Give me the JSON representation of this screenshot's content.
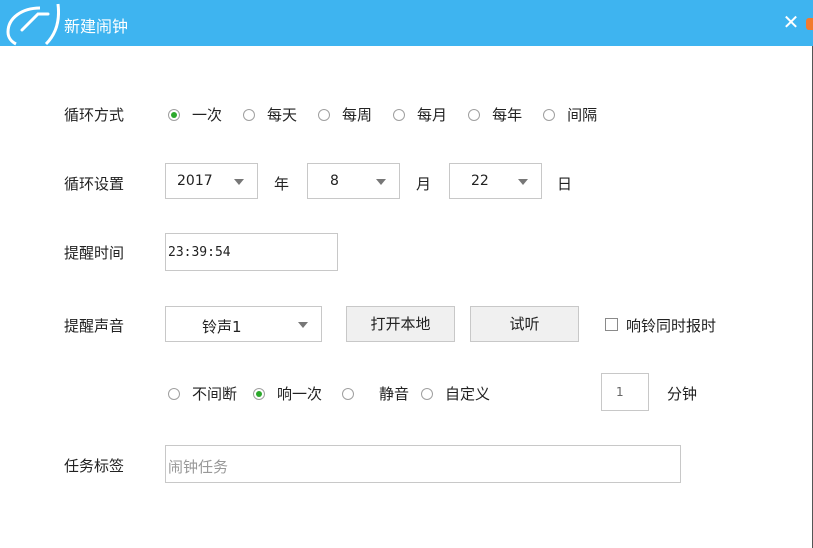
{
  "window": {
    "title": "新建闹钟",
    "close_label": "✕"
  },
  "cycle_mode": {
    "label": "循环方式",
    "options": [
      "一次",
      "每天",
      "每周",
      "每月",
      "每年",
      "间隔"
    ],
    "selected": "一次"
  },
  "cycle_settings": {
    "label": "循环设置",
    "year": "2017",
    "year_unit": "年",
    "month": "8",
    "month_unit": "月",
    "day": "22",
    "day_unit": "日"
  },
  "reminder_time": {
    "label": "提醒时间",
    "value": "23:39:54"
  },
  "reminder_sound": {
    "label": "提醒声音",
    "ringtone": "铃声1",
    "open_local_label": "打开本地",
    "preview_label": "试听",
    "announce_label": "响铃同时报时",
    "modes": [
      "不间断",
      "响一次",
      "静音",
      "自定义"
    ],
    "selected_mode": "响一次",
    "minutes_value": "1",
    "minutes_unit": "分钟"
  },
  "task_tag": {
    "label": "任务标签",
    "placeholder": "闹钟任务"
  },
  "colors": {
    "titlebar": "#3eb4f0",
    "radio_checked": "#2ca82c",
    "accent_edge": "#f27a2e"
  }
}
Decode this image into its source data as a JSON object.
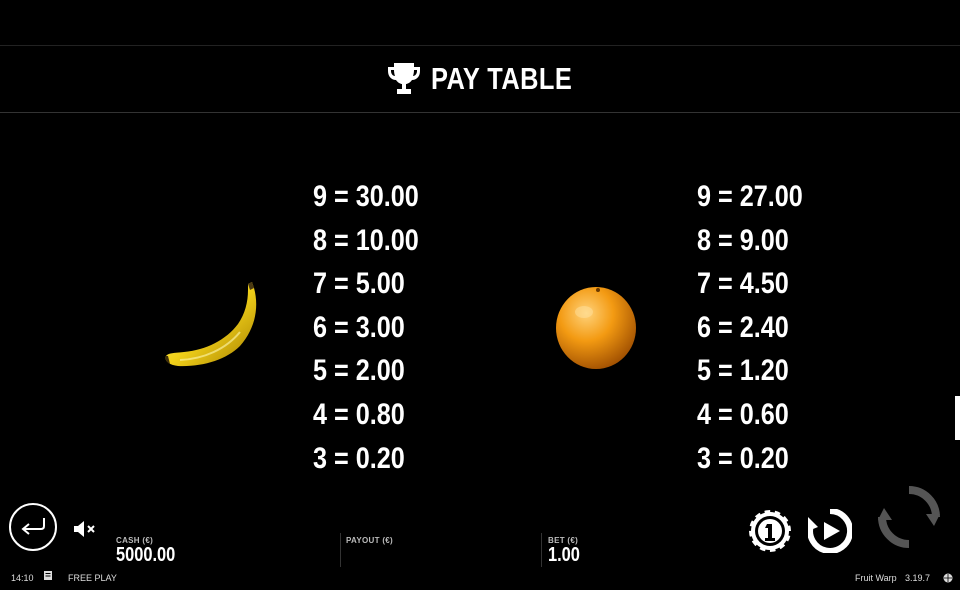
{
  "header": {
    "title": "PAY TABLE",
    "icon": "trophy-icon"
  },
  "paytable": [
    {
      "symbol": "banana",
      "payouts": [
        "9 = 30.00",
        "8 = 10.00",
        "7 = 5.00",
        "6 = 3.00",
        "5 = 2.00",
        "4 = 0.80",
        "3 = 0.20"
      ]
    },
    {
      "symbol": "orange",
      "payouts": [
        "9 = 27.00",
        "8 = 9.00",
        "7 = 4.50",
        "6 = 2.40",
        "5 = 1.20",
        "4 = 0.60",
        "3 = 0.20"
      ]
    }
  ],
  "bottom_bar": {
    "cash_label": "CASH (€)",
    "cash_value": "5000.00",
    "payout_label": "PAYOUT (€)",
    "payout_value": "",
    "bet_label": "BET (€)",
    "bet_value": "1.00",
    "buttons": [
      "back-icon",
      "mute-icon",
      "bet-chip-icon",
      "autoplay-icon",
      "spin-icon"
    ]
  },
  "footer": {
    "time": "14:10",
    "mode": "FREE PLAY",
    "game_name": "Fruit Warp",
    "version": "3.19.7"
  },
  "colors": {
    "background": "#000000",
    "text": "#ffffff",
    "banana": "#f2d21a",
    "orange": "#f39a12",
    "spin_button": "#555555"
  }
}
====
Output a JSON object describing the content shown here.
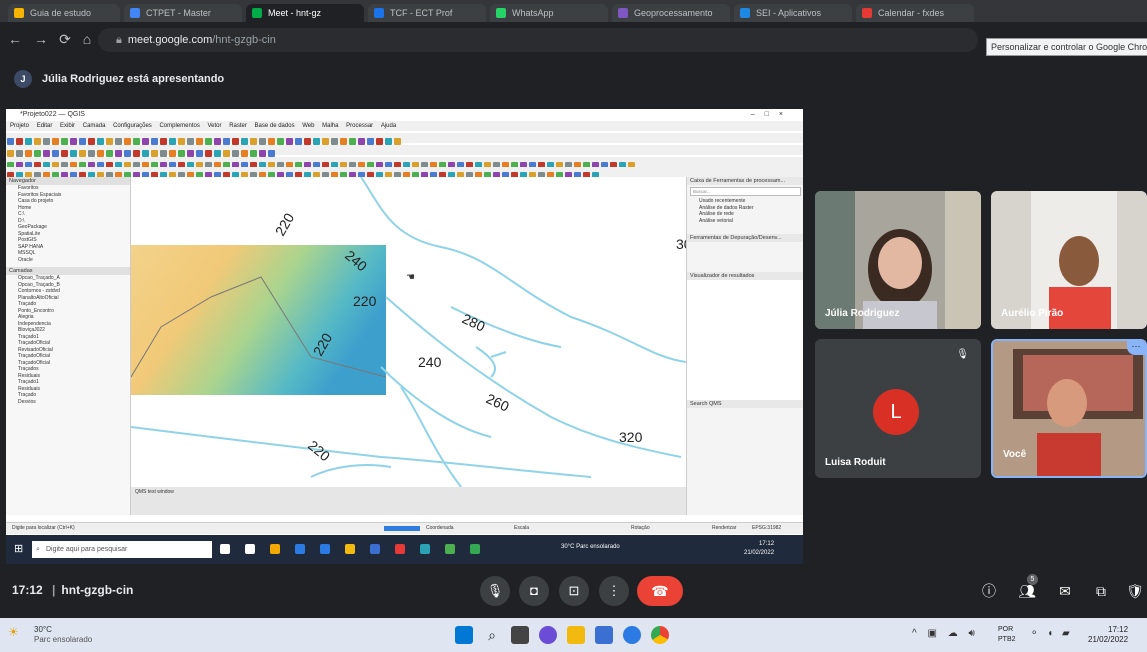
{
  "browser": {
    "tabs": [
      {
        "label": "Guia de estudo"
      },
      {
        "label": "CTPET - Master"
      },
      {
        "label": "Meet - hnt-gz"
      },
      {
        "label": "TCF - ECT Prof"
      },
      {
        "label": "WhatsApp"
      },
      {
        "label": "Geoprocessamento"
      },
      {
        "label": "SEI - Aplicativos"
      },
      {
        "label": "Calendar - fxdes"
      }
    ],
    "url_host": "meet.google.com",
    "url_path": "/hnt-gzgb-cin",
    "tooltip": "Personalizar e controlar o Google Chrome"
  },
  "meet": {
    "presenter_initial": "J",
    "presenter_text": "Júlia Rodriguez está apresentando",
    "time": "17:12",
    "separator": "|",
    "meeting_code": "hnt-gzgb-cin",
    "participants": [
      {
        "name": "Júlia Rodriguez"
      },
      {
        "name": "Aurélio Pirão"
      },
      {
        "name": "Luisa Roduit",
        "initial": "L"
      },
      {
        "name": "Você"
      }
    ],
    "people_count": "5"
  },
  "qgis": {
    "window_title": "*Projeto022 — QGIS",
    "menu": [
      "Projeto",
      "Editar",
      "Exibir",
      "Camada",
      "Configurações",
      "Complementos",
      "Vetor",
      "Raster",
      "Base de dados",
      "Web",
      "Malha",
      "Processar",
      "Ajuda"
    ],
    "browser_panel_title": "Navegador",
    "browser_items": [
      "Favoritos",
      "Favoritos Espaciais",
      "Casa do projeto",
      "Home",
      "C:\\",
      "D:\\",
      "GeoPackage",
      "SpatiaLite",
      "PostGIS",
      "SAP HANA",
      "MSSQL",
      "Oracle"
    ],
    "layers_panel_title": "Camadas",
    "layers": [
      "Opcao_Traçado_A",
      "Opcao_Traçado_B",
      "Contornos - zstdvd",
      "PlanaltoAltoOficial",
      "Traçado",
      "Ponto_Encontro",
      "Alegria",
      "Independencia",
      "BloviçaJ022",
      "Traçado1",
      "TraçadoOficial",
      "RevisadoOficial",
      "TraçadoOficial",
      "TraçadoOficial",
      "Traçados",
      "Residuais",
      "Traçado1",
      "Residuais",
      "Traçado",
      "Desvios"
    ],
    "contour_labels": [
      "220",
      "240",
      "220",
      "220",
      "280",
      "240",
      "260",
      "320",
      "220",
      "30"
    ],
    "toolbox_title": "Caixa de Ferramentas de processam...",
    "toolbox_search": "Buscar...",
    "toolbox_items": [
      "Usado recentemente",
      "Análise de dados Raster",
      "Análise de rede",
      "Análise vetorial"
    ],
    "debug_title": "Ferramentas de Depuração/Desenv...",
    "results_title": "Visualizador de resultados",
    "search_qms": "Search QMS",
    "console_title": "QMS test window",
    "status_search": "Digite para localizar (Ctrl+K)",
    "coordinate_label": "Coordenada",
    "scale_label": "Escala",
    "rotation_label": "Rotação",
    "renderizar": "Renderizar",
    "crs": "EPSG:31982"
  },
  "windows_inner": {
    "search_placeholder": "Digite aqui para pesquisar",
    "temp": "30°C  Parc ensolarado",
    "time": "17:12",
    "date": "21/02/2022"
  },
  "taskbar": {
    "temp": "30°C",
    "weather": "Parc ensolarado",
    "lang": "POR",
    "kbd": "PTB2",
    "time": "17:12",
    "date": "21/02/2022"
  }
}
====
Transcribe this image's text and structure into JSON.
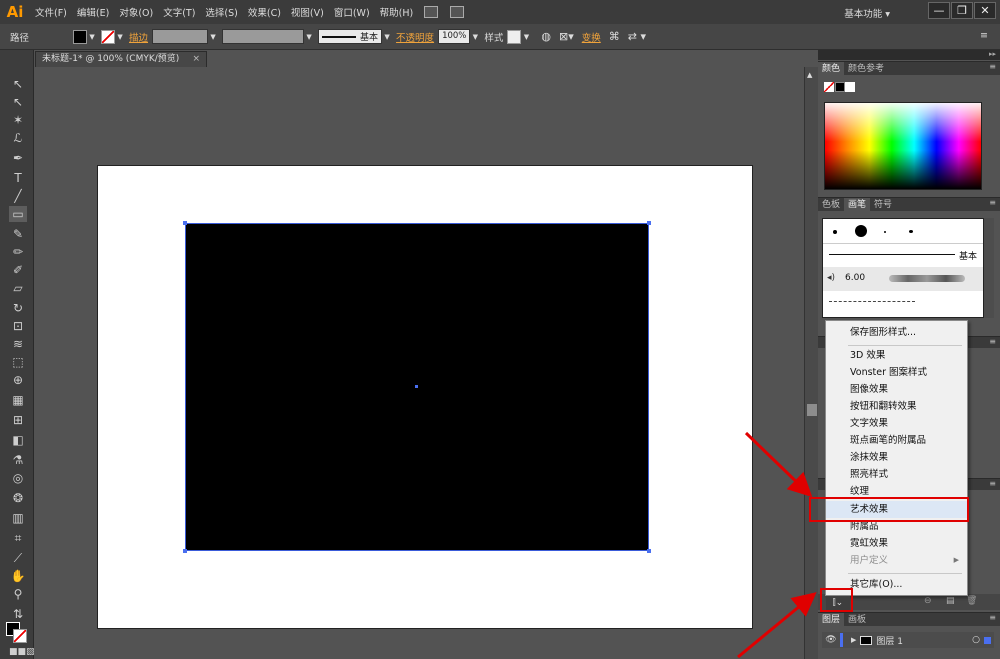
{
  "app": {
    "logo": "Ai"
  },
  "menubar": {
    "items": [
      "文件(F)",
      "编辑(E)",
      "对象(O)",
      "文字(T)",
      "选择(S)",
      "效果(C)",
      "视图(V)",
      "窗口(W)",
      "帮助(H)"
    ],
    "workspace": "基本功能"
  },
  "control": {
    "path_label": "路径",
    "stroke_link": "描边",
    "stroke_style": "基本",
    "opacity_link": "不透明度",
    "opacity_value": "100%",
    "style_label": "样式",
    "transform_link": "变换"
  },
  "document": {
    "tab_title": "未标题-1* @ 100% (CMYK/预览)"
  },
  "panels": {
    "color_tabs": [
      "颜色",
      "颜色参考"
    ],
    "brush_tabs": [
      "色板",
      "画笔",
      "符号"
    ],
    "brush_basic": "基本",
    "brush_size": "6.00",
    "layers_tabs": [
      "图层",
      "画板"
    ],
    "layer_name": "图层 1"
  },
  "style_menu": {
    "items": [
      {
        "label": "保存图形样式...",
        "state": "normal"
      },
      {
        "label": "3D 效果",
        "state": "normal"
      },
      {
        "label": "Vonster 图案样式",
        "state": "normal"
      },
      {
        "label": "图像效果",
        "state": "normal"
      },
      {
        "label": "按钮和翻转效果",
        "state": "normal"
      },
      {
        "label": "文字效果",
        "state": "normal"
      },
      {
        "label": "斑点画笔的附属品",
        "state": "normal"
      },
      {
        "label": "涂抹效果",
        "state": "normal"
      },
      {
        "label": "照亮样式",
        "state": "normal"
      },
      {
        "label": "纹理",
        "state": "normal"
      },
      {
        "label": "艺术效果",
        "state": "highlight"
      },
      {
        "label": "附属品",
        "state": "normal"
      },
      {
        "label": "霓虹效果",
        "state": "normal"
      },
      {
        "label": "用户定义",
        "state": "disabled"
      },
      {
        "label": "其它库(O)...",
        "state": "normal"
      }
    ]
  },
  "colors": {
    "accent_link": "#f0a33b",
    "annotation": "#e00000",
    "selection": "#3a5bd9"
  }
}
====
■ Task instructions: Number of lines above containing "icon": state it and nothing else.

■ Output for this task: 6